DETROIT (November 4, 1998) -- After talking with Corvette Chief Engineer Dave Hill, one gets the feeling that racing was in the plan since the inception of the new fifth generation Corvette. You also get the feeling that he would gladly pit "his" C5 Corvette against any other sports car in production today -- regardless of price. You see, Dave is an enthusiast at heart, and his team has developed what's been described as "the best 'Vette yet."
When asked what attributes the production Corvette has that will make it a successful racing machine, Hill explains, "The Corvette has always been at the cutting edge of sports car performance. The things that make it a great road car will also contribute to its success as a race car. The car's structural integrity, its suspension geometry, its aerodynamics and the general layout of the car all work together to make it a great car - whether for the road or the track.
"The hydro-formed frame rails and the stiff underbody structure combine to make a very stable platform which should in turn contribute to more consistent lap times," he continues. The stable platform also allowed Hills engineers to enhance the ride and handling of the production car through suspension tuning.
Aerodynamically, the production C5 Corvette is one of the slipperiest on the road today. It boasts a Cd of 0.29, but more importantly, there's very little lift, even at high speeds. This gave GM Motorsports engineers an excellent base on which they could design their wings and other aerodynamic devices to provide additional downforce for the race car. Aerodynamicist Brian Miller stated that the racing Corvette produces so much downforce at speed that it could theoretically drive upside down on the ceiling of a tunnel.
"The general architecture of the road car itself will contribute to its success at the track as well," continues Hill. "The low center of gravity and long wheelbase that make the Corvette a very stable vehicle at speed also contribute to making it a comfortable street car, whether it's here on American highways or going 250 kph (155 mph) on the Autobahn."
While the C5-R Corvette is a purpose-built racing machine, it does use a surprising number of regular production components. The front and rear chassis cradles are machined to production specs; the stock hydro-formed frame side rails are used as a base for the roll cage; the power steering pump, steering rack, and upper and lower front control arms are all production items, as are the rear lower control arms. The body is loosely based on the production car's CAD data but still uses the production windshield, taillights and marker lights. On the engine side, unique blocks are cast on the production engine casting line and the alternator and water pump are off-the-shelf items.
GM Motorsports chassis specialist Ken Brown came to the race project straight from the Corvette development team.

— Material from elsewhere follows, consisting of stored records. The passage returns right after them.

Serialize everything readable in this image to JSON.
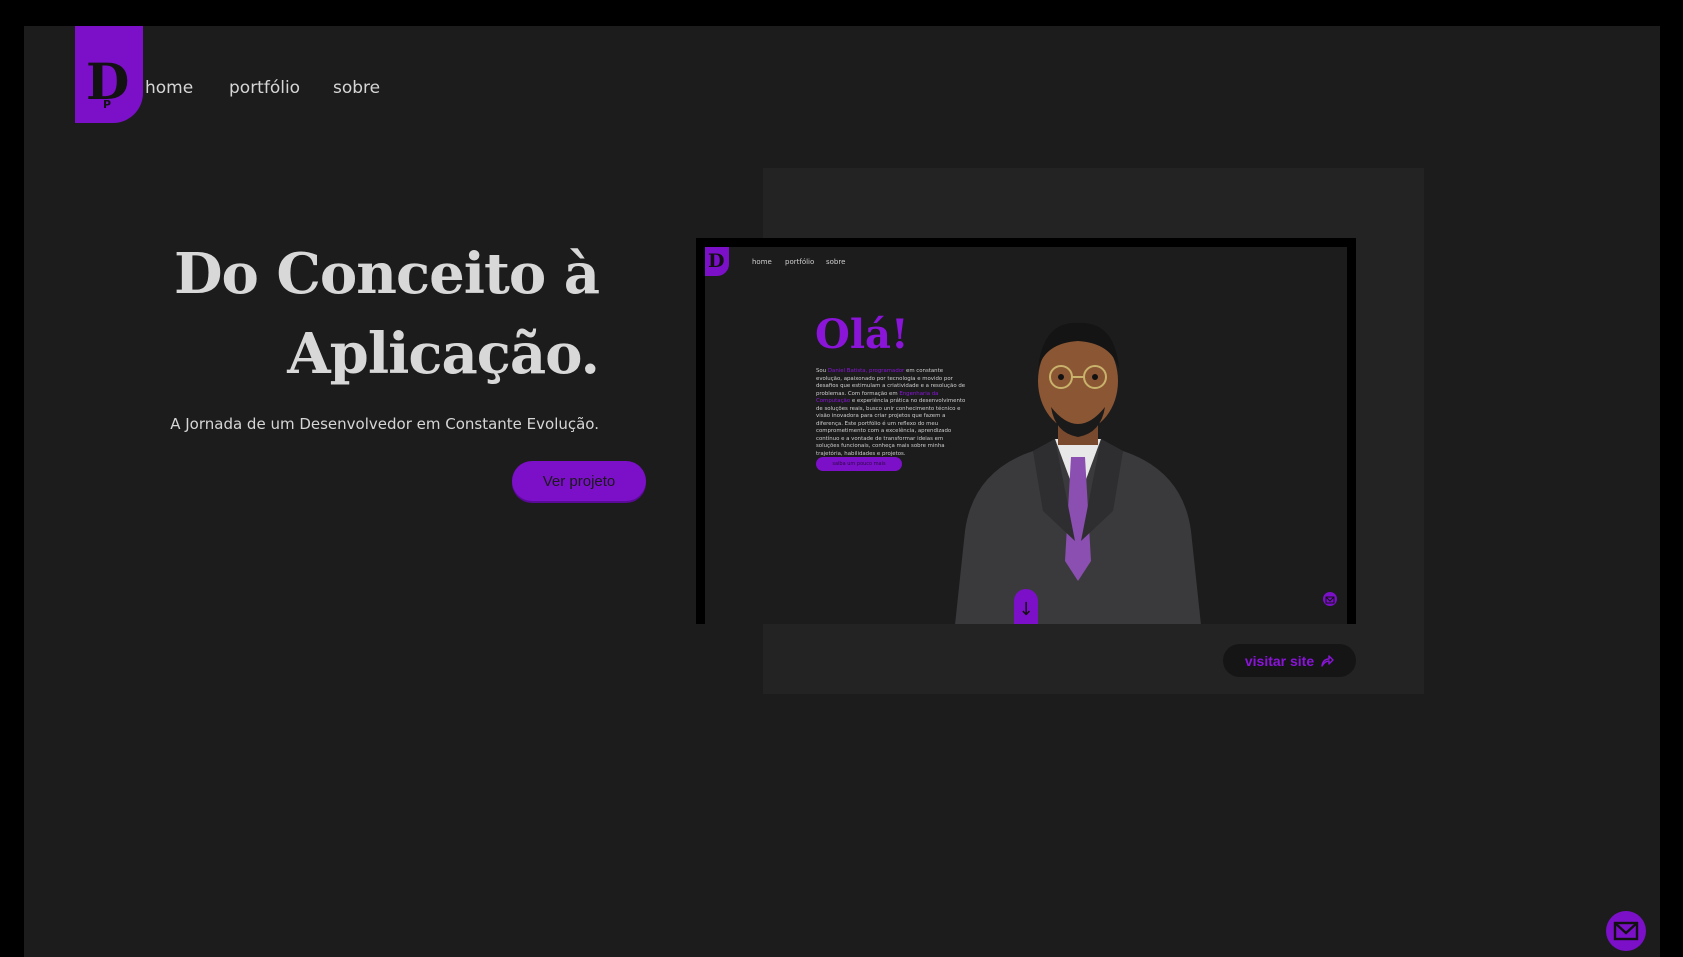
{
  "brand": {
    "logo_letter": "D",
    "logo_small": "P",
    "accent": "#7b10c8",
    "accent_text": "#8a14d8"
  },
  "nav": {
    "items": [
      "home",
      "portfólio",
      "sobre"
    ]
  },
  "hero": {
    "title_line1": "Do Conceito à",
    "title_line2": "Aplicação.",
    "subtitle": "A Jornada de um Desenvolvedor em Constante Evolução.",
    "cta_label": "Ver projeto"
  },
  "preview": {
    "nav": [
      "home",
      "portfólio",
      "sobre"
    ],
    "title": "Olá!",
    "intro_prefix": "Sou",
    "intro_name": "Daniel Batista, programador",
    "intro_rest": "em constante evolução, apaixonado por tecnologia e movido por desafios que estimulam a criatividade e a resolução de problemas.",
    "formation_prefix": "Com formação em",
    "formation_course": "Engenharia da Computação",
    "formation_rest": "e experiência prática no desenvolvimento de soluções reais, busco unir conhecimento técnico e visão inovadora para criar projetos que fazem a diferença. Este portfólio é um reflexo do meu comprometimento com a excelência, aprendizado contínuo e a vontade de transformar ideias em soluções funcionais, conheça mais sobre minha trajetória, habilidades e projetos.",
    "button_label": "saiba um pouco mais",
    "scroll_icon": "arrow-down-icon",
    "mail_icon": "envelope-icon"
  },
  "visit": {
    "label": "visitar site",
    "icon": "share-arrow-icon"
  },
  "fab": {
    "icon": "envelope-icon"
  }
}
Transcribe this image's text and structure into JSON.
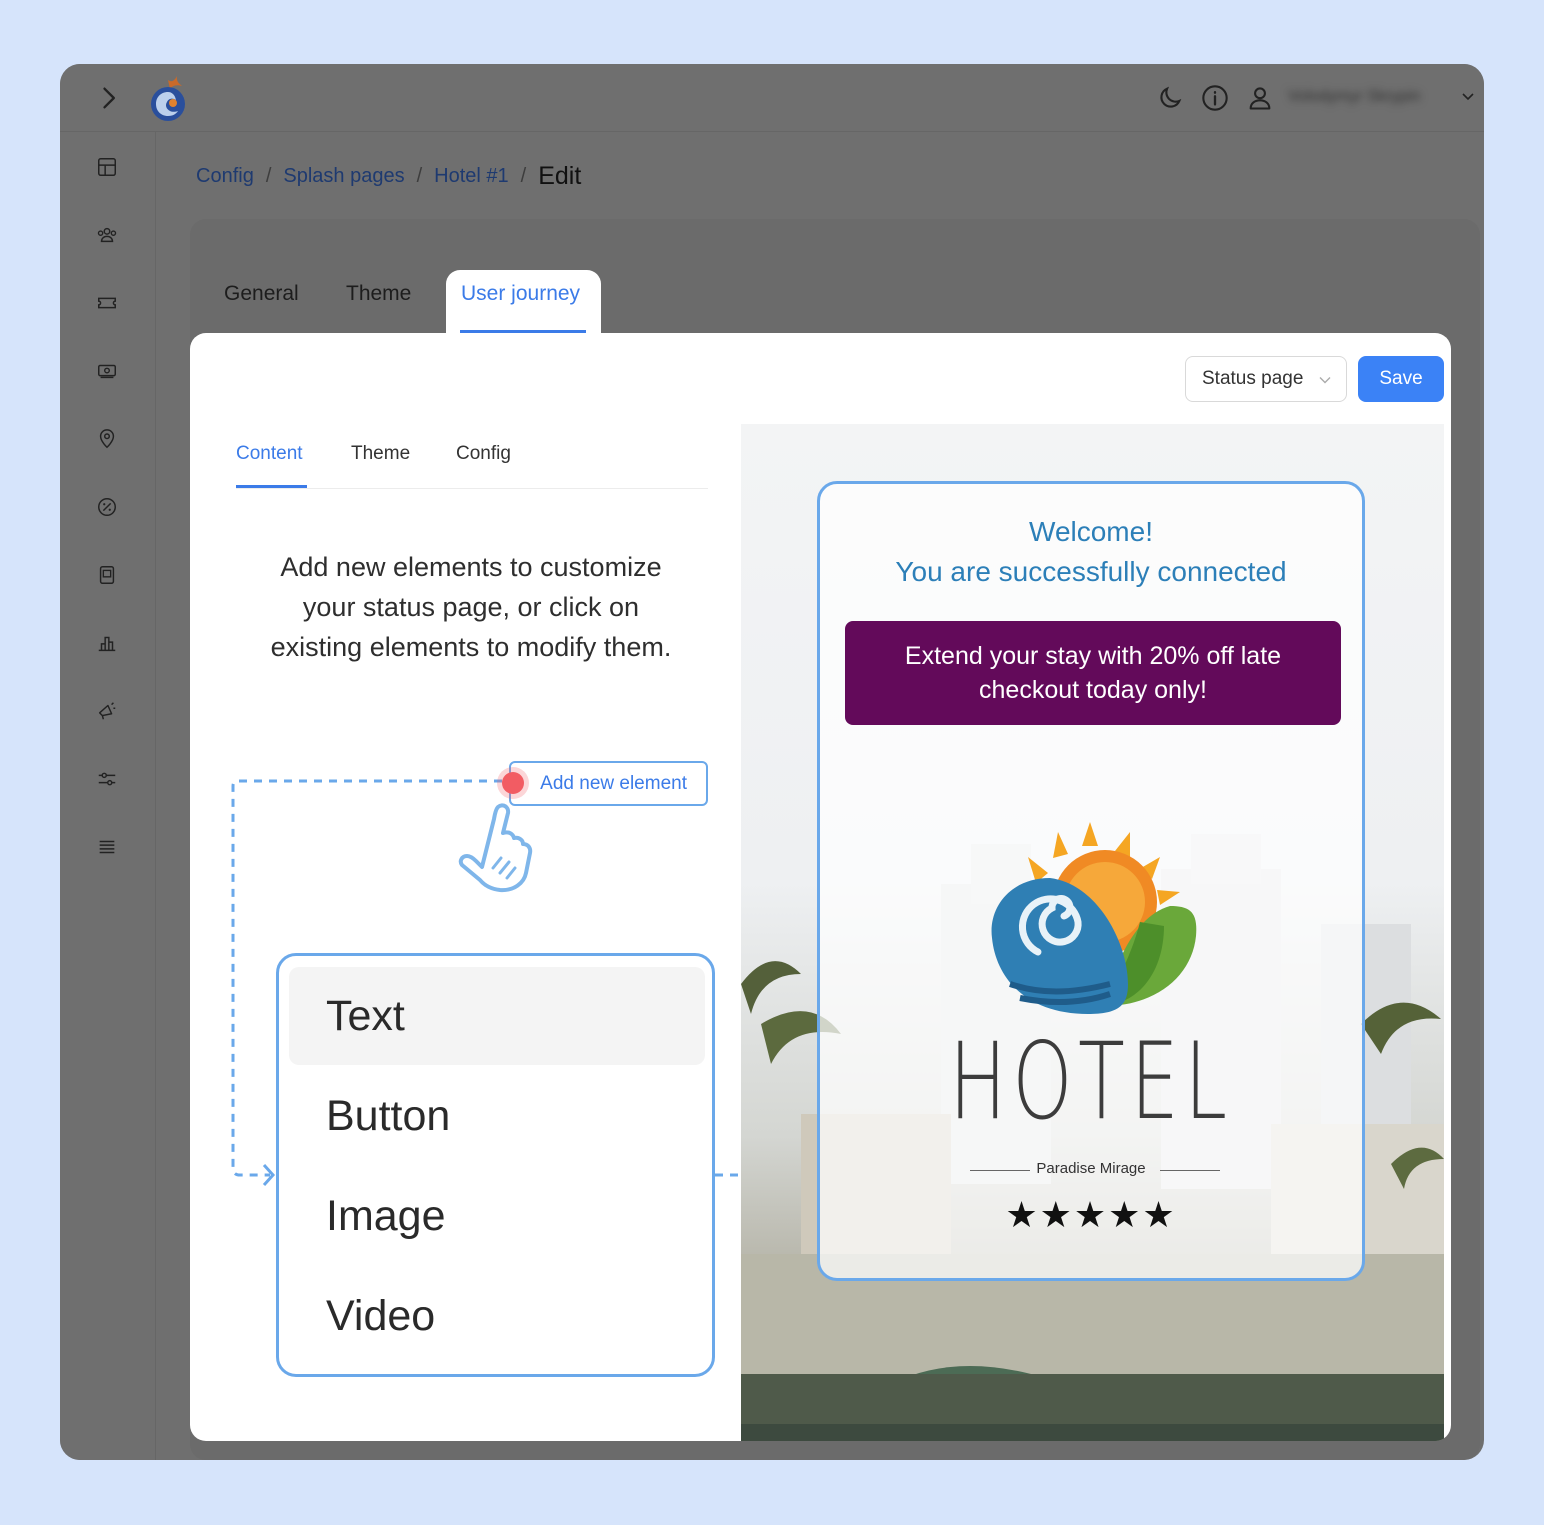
{
  "header": {
    "user_name": "Volodymyr Skrypin"
  },
  "breadcrumb": {
    "items": [
      "Config",
      "Splash pages",
      "Hotel #1"
    ],
    "separator": "/",
    "current": "Edit"
  },
  "page_tabs": [
    "General",
    "Theme",
    "User journey"
  ],
  "toolbar": {
    "select_value": "Status page",
    "save_label": "Save"
  },
  "editor_tabs": [
    "Content",
    "Theme",
    "Config"
  ],
  "instructions": "Add new elements to customize your status page, or click on existing elements to modify them.",
  "add_element_label": "Add new element",
  "element_menu": [
    "Text",
    "Button",
    "Image",
    "Video"
  ],
  "preview": {
    "welcome_line1": "Welcome!",
    "welcome_line2": "You are successfully connected",
    "promo_text": "Extend your stay with 20% off late checkout today only!",
    "hotel_name": "HOTEL",
    "hotel_subtitle": "Paradise Mirage",
    "stars": "★★★★★",
    "rating": 5
  },
  "colors": {
    "accent": "#3b82f6",
    "promo_bg": "#630a5a",
    "welcome_text": "#2c7fb8",
    "highlight_border": "#6aa8ea",
    "page_bg": "#d6e4fb"
  }
}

His knowledge of internal processes at GM helped greatly in the development of the C5-R Corvette.
"We also tried to use as many common processes as we could in developing the race car," Brown says. "Our analysis tools like finite elements and our other CAD/CAM data tools were used extensively. We even tried to use as many production suppliers as possible in our program. Recently, we had an unplanned crash test that proved our production suspension parts would hold up to the rigors of racing. We were very happy with the results."
The C5-R Corvette also features a highly specialized - and comfortable - racing seat engineered by Lear Corporation, the global automotive interiors manufacturer that also provides seats for current production Corvette models. The carbon fiber composite shells that Lear engineers developed for the C5-R Corvette have a better strength-to-weight ratio than typical aluminum racing seats. During a pit stop, the seat can be quickly adapted to accomodate any one of the three race drivers who will share the C5-R Corvette driving duties during endurance races.
With the C5-R Corvette Racing Project, Chevrolet wants to show the world that the new Corvette is dramatically different from previous models.
"We selected the GT2 category because the cars are more like road cars, the race courses are more like real roads, and manufacturers from around the world compete there," says Hill. "We hope to use this race program to illustrate the great characteristics of the Corvette as both a sports car and a race car. This should cause new people to take a look at the Corvette as an alternative to other sports cars. And we've found that once we get people to take a look at the new Corvette, the car sells itself."